[Start of section]
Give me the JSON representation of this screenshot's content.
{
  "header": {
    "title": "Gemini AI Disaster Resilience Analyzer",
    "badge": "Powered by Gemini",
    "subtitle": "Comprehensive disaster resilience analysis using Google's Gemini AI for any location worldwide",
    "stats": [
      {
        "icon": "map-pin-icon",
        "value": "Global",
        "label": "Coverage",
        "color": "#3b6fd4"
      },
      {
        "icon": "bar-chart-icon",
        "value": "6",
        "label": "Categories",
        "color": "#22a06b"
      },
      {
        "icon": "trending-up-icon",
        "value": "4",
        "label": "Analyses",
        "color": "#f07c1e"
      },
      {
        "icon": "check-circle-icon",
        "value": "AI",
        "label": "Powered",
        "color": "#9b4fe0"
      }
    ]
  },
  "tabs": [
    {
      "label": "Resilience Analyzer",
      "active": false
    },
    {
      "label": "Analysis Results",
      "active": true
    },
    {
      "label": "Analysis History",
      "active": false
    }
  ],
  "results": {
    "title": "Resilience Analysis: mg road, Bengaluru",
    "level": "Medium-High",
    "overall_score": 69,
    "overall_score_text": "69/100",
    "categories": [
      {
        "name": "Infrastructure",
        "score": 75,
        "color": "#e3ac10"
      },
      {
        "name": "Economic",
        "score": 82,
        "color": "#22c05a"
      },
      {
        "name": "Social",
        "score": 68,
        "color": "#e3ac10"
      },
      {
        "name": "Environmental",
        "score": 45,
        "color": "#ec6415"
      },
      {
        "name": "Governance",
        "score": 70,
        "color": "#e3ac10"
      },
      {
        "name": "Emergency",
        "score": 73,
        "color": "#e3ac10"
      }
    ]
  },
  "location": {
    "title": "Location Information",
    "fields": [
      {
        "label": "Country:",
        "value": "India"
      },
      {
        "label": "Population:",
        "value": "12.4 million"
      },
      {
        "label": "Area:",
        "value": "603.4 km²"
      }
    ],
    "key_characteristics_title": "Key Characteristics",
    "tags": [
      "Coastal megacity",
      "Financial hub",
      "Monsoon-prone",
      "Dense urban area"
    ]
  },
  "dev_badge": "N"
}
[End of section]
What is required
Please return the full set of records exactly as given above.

Output for this exercise
Give me the JSON representation of this screenshot's content.
{
  "header": {
    "title": "Gemini AI Disaster Resilience Analyzer",
    "badge": "Powered by Gemini",
    "subtitle": "Comprehensive disaster resilience analysis using Google's Gemini AI for any location worldwide",
    "stats": [
      {
        "icon": "map-pin-icon",
        "value": "Global",
        "label": "Coverage",
        "color": "#3b6fd4"
      },
      {
        "icon": "bar-chart-icon",
        "value": "6",
        "label": "Categories",
        "color": "#22a06b"
      },
      {
        "icon": "trending-up-icon",
        "value": "4",
        "label": "Analyses",
        "color": "#f07c1e"
      },
      {
        "icon": "check-circle-icon",
        "value": "AI",
        "label": "Powered",
        "color": "#9b4fe0"
      }
    ]
  },
  "tabs": [
    {
      "label": "Resilience Analyzer",
      "active": false
    },
    {
      "label": "Analysis Results",
      "active": true
    },
    {
      "label": "Analysis History",
      "active": false
    }
  ],
  "results": {
    "title": "Resilience Analysis: mg road, Bengaluru",
    "level": "Medium-High",
    "overall_score": 69,
    "overall_score_text": "69/100",
    "categories": [
      {
        "name": "Infrastructure",
        "score": 75,
        "color": "#e3ac10"
      },
      {
        "name": "Economic",
        "score": 82,
        "color": "#22c05a"
      },
      {
        "name": "Social",
        "score": 68,
        "color": "#e3ac10"
      },
      {
        "name": "Environmental",
        "score": 45,
        "color": "#ec6415"
      },
      {
        "name": "Governance",
        "score": 70,
        "color": "#e3ac10"
      },
      {
        "name": "Emergency",
        "score": 73,
        "color": "#e3ac10"
      }
    ]
  },
  "location": {
    "title": "Location Information",
    "fields": [
      {
        "label": "Country:",
        "value": "India"
      },
      {
        "label": "Population:",
        "value": "12.4 million"
      },
      {
        "label": "Area:",
        "value": "603.4 km²"
      }
    ],
    "key_characteristics_title": "Key Characteristics",
    "tags": [
      "Coastal megacity",
      "Financial hub",
      "Monsoon-prone",
      "Dense urban area"
    ]
  },
  "dev_badge": "N"
}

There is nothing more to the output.